ACIP co-chair Todd Russell and General Synod indigenous co-ordinator Donna Bomberry examine a pastoral letter released jointly by native and non-native church leaders following an October meeting.
Native and non-native leaders of the Anglican Church of Canada at a two-day meeting in October aired grievances that stemmed from the residential schools settlement agreement, but agreed to work together to bring native concerns before General Synod in 2004.
“When the Spirit moves, it moves. (The result of the meeting) gives me hope as a Christian, as an Anglican and as a native person,” said Todd Russell, co-chair of the Anglican Council of Indigenous Peoples (ACIP), which hosted the meeting.
“I was absolutely delighted. There was a better outcome that I could ask or imagine,” said Ellie Johnson, director of the partnerships with the national church. She added that the conference had relieved recent tension between native and non-native leaders.
In a pastoral letter released after the closed meeting, the participants, including Archbishop Michael Peers, the primate, referred to a gathering “marked by expressions of alienation.”
However, the meeting also produced a plan of action that calls for the establishment of an eight-member commission to consider how native Anglicans can achieve “self-sufficiency” and “indigenous governance” and how the church can establish the position of an indigenous bishop. These concepts have been endorsed by previous synods, or church governing conventions, but the commission will develop suggestions for implementation that will be “ready for action at the 2004 synod.”

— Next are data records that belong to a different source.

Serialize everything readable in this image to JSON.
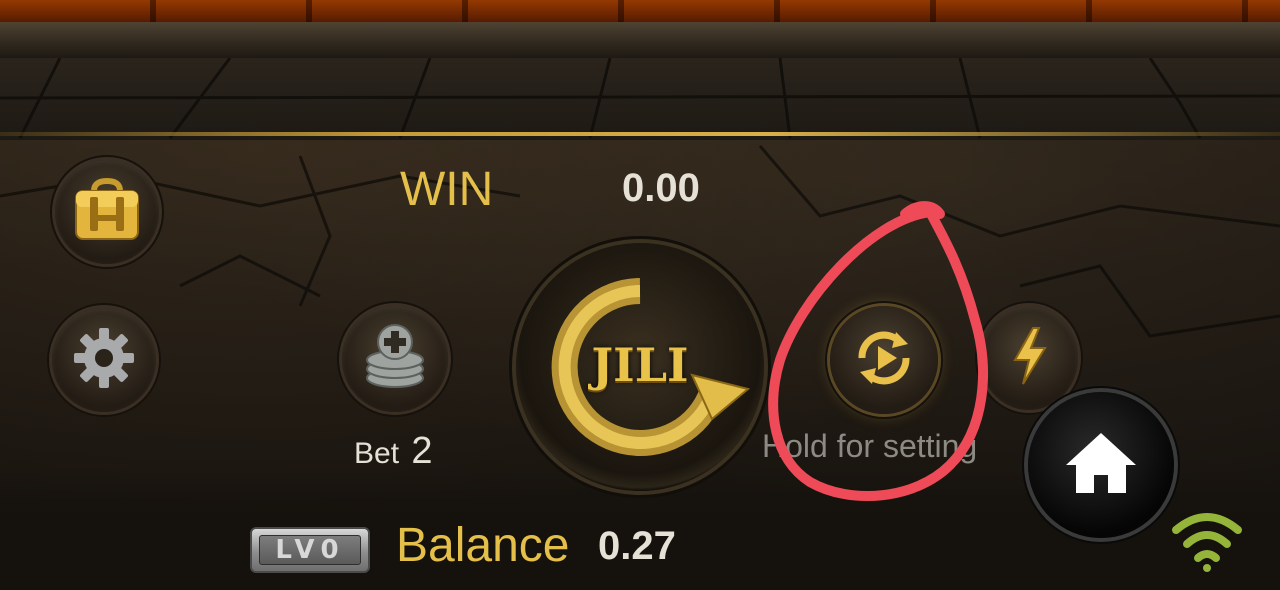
{
  "win": {
    "label": "WIN",
    "value": "0.00"
  },
  "bet": {
    "label": "Bet",
    "value": "2"
  },
  "spin": {
    "brand": "JILI"
  },
  "auto_spin": {
    "hint": "Hold for setting"
  },
  "balance": {
    "label": "Balance",
    "value": "0.27"
  },
  "level": {
    "text": "LV0"
  },
  "status": {
    "network": "wifi-icon"
  },
  "icons": {
    "bag": "briefcase-icon",
    "settings": "gear-icon",
    "bet": "coin-stack-plus-icon",
    "auto": "auto-spin-icon",
    "turbo": "lightning-icon",
    "home": "home-icon"
  },
  "colors": {
    "gold": "#e4bf4a",
    "annotation": "#ee4a58",
    "text": "#e6e1d6"
  }
}
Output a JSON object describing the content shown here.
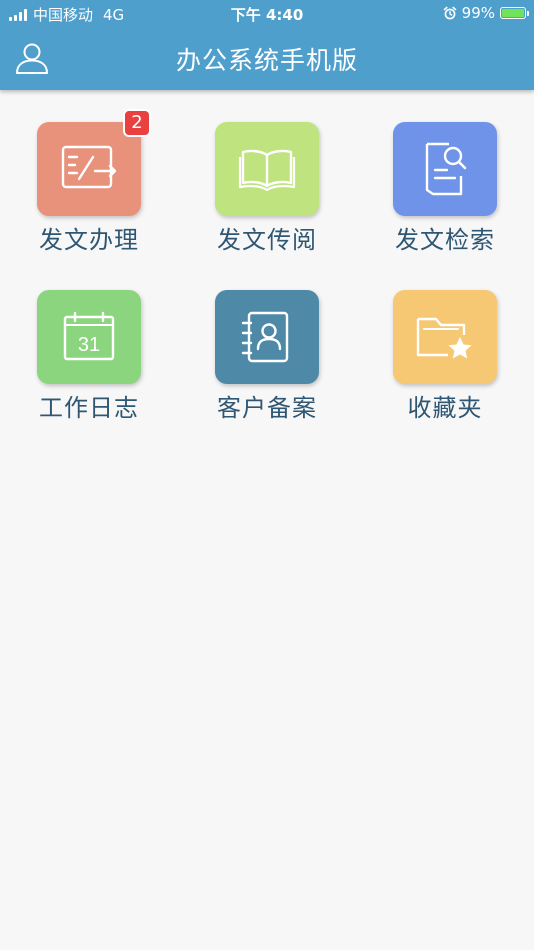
{
  "status_bar": {
    "carrier": "中国移动",
    "network": "4G",
    "time": "下午 4:40",
    "battery_percent": "99%",
    "battery_level": 0.99
  },
  "header": {
    "title": "办公系统手机版",
    "user_icon": "user-icon",
    "background_color": "#4f9fcd"
  },
  "grid": {
    "items": [
      {
        "label": "发文办理",
        "icon": "document-edit-icon",
        "color": "#e8917b",
        "badge": "2"
      },
      {
        "label": "发文传阅",
        "icon": "open-book-icon",
        "color": "#bfe37f"
      },
      {
        "label": "发文检索",
        "icon": "document-search-icon",
        "color": "#6f93e8"
      },
      {
        "label": "工作日志",
        "icon": "calendar-icon",
        "color": "#8bd57f",
        "icon_text": "31"
      },
      {
        "label": "客户备案",
        "icon": "contact-book-icon",
        "color": "#4e8aa8"
      },
      {
        "label": "收藏夹",
        "icon": "star-folder-icon",
        "color": "#f7c873"
      }
    ]
  }
}
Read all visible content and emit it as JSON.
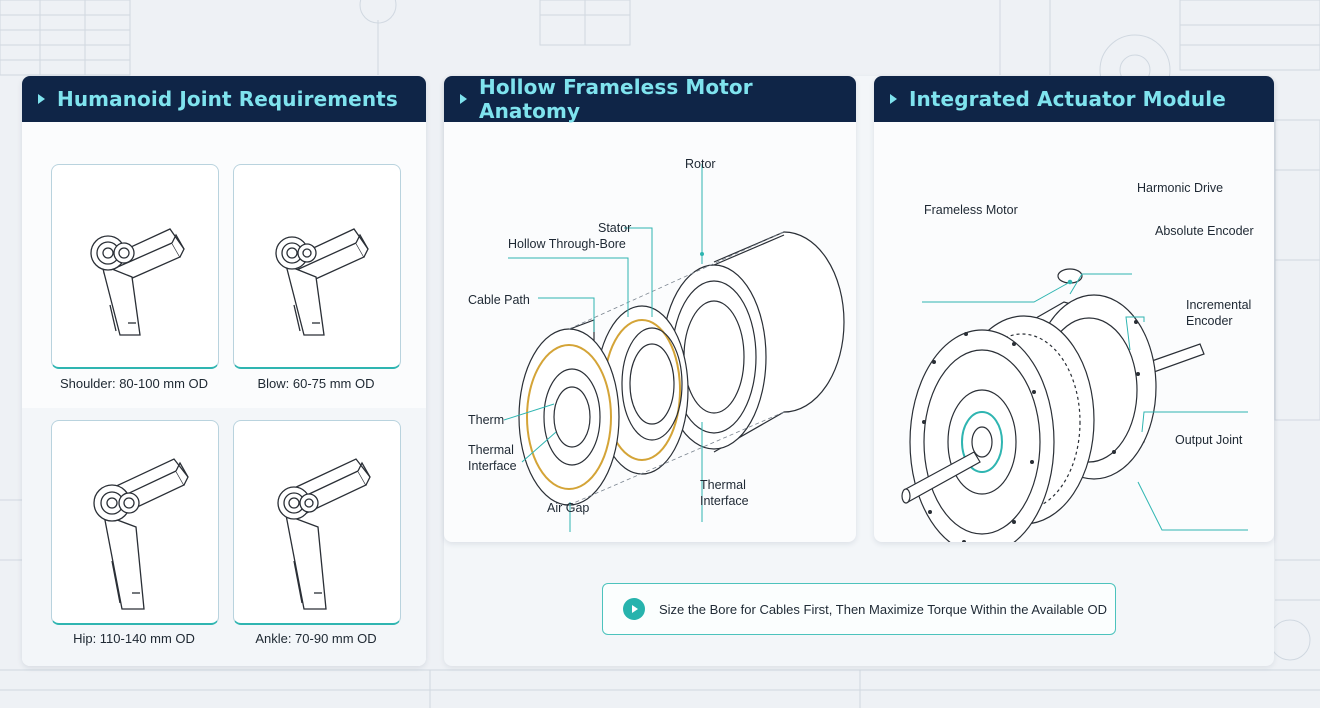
{
  "colors": {
    "header_bg": "#0f2547",
    "header_text": "#7fe3ee",
    "accent": "#2fb5b1"
  },
  "panels": [
    {
      "title": "Humanoid Joint Requirements"
    },
    {
      "title": "Hollow Frameless Motor Anatomy"
    },
    {
      "title": "Integrated Actuator Module"
    }
  ],
  "joints": [
    {
      "caption": "Shoulder: 80-100 mm OD"
    },
    {
      "caption": "Blow: 60-75 mm OD"
    },
    {
      "caption": "Hip: 110-140 mm OD"
    },
    {
      "caption": "Ankle: 70-90 mm OD"
    }
  ],
  "anatomy_labels": {
    "rotor": "Rotor",
    "stator": "Stator",
    "bore": "Hollow Through-Bore",
    "cable": "Cable Path",
    "therm_short": "Therm",
    "thermal_left_1": "Thermal",
    "thermal_left_2": "Interface",
    "air_gap": "Air Gap",
    "thermal_right_1": "Thermal",
    "thermal_right_2": "Interface"
  },
  "actuator_labels": {
    "frameless": "Frameless Motor",
    "harmonic": "Harmonic Drive",
    "abs_encoder": "Absolute Encoder",
    "inc_encoder_1": "Incremental",
    "inc_encoder_2": "Encoder",
    "output": "Output Joint"
  },
  "banner": {
    "text": "Size the Bore for Cables First, Then Maximize Torque Within the Available OD",
    "icon": "play-icon"
  }
}
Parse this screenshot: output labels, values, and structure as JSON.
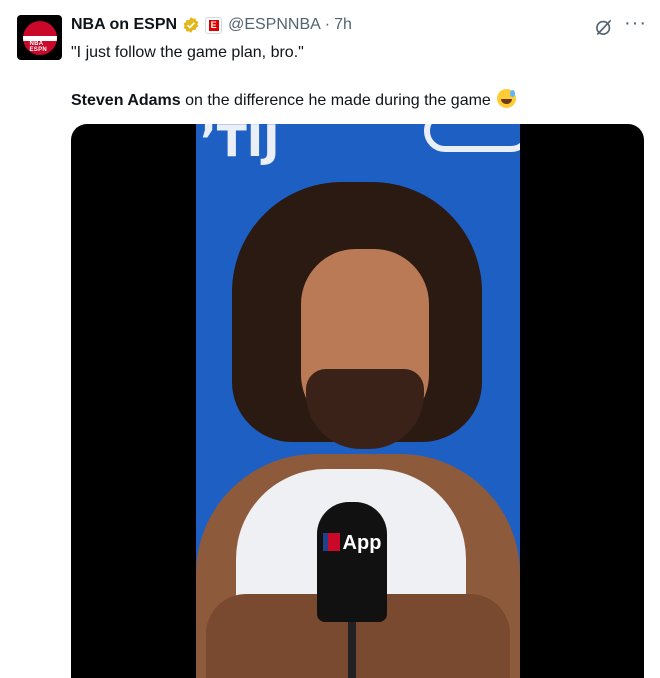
{
  "tweet": {
    "author_name": "NBA on ESPN",
    "handle": "@ESPNNBA",
    "separator": "·",
    "time": "7h",
    "affiliate_badge": "E",
    "avatar_text": "NBA ESPN",
    "quote": "\"I just follow the game plan, bro.\"",
    "caption_bold": "Steven Adams",
    "caption_rest": " on the difference he made during the game",
    "more_label": "···"
  },
  "media": {
    "mic_label": "App"
  },
  "colors": {
    "verified_badge": "#e2b719",
    "brand_red": "#c9082a",
    "text_secondary": "#536471"
  },
  "icons": [
    "verified-icon",
    "grok-icon",
    "more-icon",
    "grinning-sweat-emoji"
  ]
}
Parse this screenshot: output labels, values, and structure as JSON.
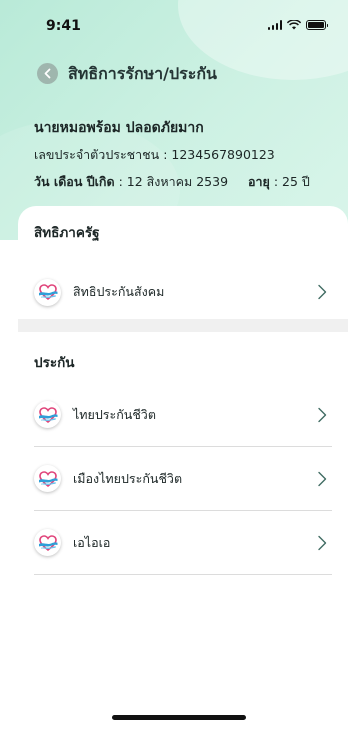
{
  "status_bar": {
    "time": "9:41"
  },
  "header": {
    "title": "สิทธิการรักษา/ประกัน",
    "person_name": "นายหมอพร้อม ปลอดภัยมาก",
    "id_label": "เลขประจำตัวประชาชน",
    "id_value": " : 1234567890123",
    "dob_label": "วัน เดือน ปีเกิด",
    "dob_value": " : 12 สิงหาคม 2539",
    "age_label": "อายุ",
    "age_value": " : 25 ปี"
  },
  "sections": {
    "government": {
      "title": "สิทธิภาครัฐ",
      "items": [
        {
          "label": "สิทธิประกันสังคม",
          "icon": "insurer-logo-icon"
        }
      ]
    },
    "insurance": {
      "title": "ประกัน",
      "items": [
        {
          "label": "ไทยประกันชีวิต",
          "icon": "insurer-logo-icon"
        },
        {
          "label": "เมืองไทยประกันชีวิต",
          "icon": "insurer-logo-icon"
        },
        {
          "label": "เอไอเอ",
          "icon": "insurer-logo-icon"
        }
      ]
    }
  },
  "colors": {
    "header_bg": "#c4eedd",
    "back_button": "#9fb6ae",
    "chevron": "#3f6b62",
    "divider": "#dcdcdc"
  }
}
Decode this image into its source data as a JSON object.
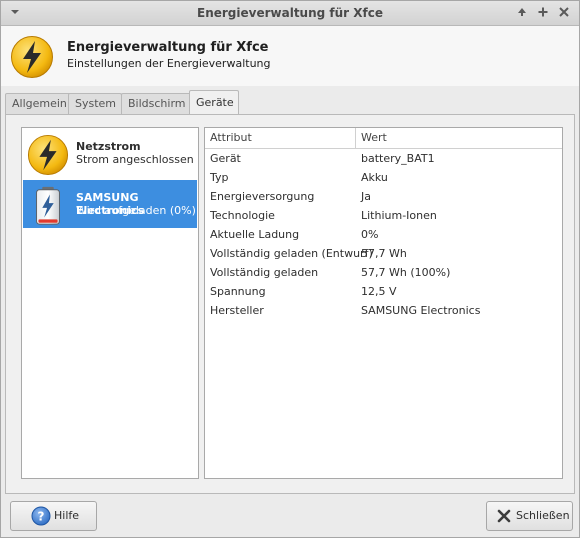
{
  "window": {
    "title": "Energieverwaltung für Xfce",
    "menu_icon": "chevron-down-icon",
    "controls": [
      "arrow-up-icon",
      "maximize-plus-icon",
      "close-x-icon"
    ]
  },
  "header": {
    "title": "Energieverwaltung für Xfce",
    "subtitle": "Einstellungen der Energieverwaltung",
    "icon": "lightning-bolt-icon"
  },
  "tabs": [
    {
      "label": "Allgemein",
      "active": false
    },
    {
      "label": "System",
      "active": false
    },
    {
      "label": "Bildschirm",
      "active": false
    },
    {
      "label": "Geräte",
      "active": true
    }
  ],
  "devices": [
    {
      "name": "Netzstrom",
      "status": "Strom angeschlossen",
      "icon": "ac-power-icon",
      "selected": false
    },
    {
      "name": "SAMSUNG Electronics",
      "status": "Wird aufgeladen (0%)",
      "icon": "battery-charging-icon",
      "selected": true
    }
  ],
  "properties": {
    "columns": [
      "Attribut",
      "Wert"
    ],
    "rows": [
      [
        "Gerät",
        "battery_BAT1"
      ],
      [
        "Typ",
        "Akku"
      ],
      [
        "Energieversorgung",
        "Ja"
      ],
      [
        "Technologie",
        "Lithium-Ionen"
      ],
      [
        "Aktuelle Ladung",
        "0%"
      ],
      [
        "Vollständig geladen (Entwurf)",
        "57,7 Wh"
      ],
      [
        "Vollständig geladen",
        "57,7 Wh (100%)"
      ],
      [
        "Spannung",
        "12,5 V"
      ],
      [
        "Hersteller",
        "SAMSUNG Electronics"
      ]
    ]
  },
  "footer": {
    "help_label": "Hilfe",
    "close_label": "Schließen"
  },
  "colors": {
    "accent": "#3d8ee0",
    "bolt_yellow": "#f5c518"
  }
}
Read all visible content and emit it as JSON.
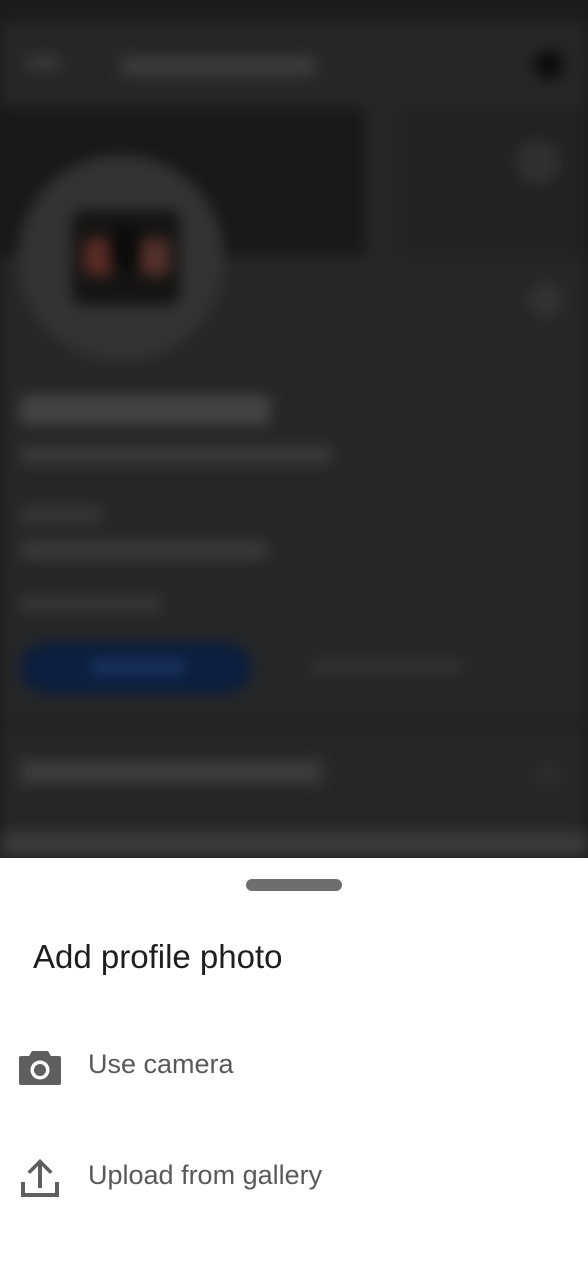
{
  "bottom_sheet": {
    "title": "Add profile photo",
    "options": [
      {
        "label": "Use camera",
        "icon": "camera-icon"
      },
      {
        "label": "Upload from gallery",
        "icon": "upload-icon"
      }
    ]
  },
  "colors": {
    "sheet_background": "#ffffff",
    "title_text": "#1e1e1e",
    "option_text": "#595959",
    "icon": "#5f5f5f",
    "drag_handle": "#6e6e6e",
    "scrim": "#262626"
  }
}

Seven of the eight members will be appointed by ACIP and the eighth will be a special liaison named by the primate who will be a full participant with a voice. For its seven-month period of work, a budget of $84,000 has been proposed, said Donna Bomberry, co-ordinator of indigenous ministries with the national church, in an interview.
“Indigenous people need to find space within the Anglican church. It’s about securing Anglicanism for indigenous people. They are there through hurt and pain and healing. They are there and want to be there,” said Mr. Russell.
Despite the legacy of the Indian residential schools – a government-run system managed by four mainline denominations – Anglicanism carries a meaningful message for native Canadians, said Ms. Bomberry. “Anglicans and aboriginal people are an Easter people. That is such a healing message. To each of us who experiences life and is battered by it, we can experience healing through Christ’s message,” she said.
About 40 people attended the meeting – church leaders including Archbishop Peers and Ms. Johnson, General Secretary Jim Boyles and General Synod prolocutor Dorothy Davies-Flindall. Native leaders, in addition to Mr. Russell and Ms. Bomberry, included ACIP co-chair Rev. Andrew Wesley and Rev. Mervin Wolfleg of the diocese of Calgary . Other attendees included signers of the 1994 covenant between church leaders and native Anglicans that introduced the concept of a “new, self-determining community within the Anglican Church of Canada.”
(The meeting was open to invitees only.)
According to attendees, the meeting featured a native healing circle, (a meeting format where all participants speak in turn), then broke into smaller groups to write the pastoral letter and form an action plan, then reconvened in the healing circle.
The pastoral letter said “some indigenous members told again the stories of the residential schools; others told tragic stories of their own lives – deepened by a sense of rejection by the dominant society and the church.”
Relations between native Anglicans and non-native church leaders broke down last March when Archbishop Peers and other church officials signed an agreement with the federal government. It limited Anglican liability to $25 million in connection with lawsuits filed by natives alleging sexual and physical abuse in the residential schools. However, the national church also agreed to resist, along with the government, any efforts by natives to claim damages for the “loss of language and culture” in the schools
Both the government and church, while acknowledging that native culture was suppressed in the schools, said programs aimed at restoring culture were more appropriate than damage settlements. To date, no court has allowed a “loss of culture” claim to proceed.
However, for many ACIP members, loss of culture was at the heart of the boarding school experience. Many also took exception to parts of a developing process called alternate dispute resolution (ADR), meant to provide a faster, more humane resolution of abuse claims than court action.
While ADR was not part of the settlement agreement, ACIP members objected to a proposed requirement that claimants waive any right to sue for loss of culture even before beginning the ADR process. They also found distasteful a proposed “grid” system that allocated settlement awards according to levels of abuse. Most ACIP members boycotted the signing ceremony and criticized the primate for signing the agreement. The action also caused dissent among natives, some of whom had been part of the negotiating process and supported the agreement.
ACIP’s actions caused non-native church staff to feel ?incomprehension,? as the Winnipeg pastoral letter said. They “felt that the agreement, which to them represented significant sacrifice in the name of justice for victims, had been rejected for reasons they did not understand.”
The letter said that all acknowledged “our mutual responsibility for this shared reality” and vowed to “move forward together.”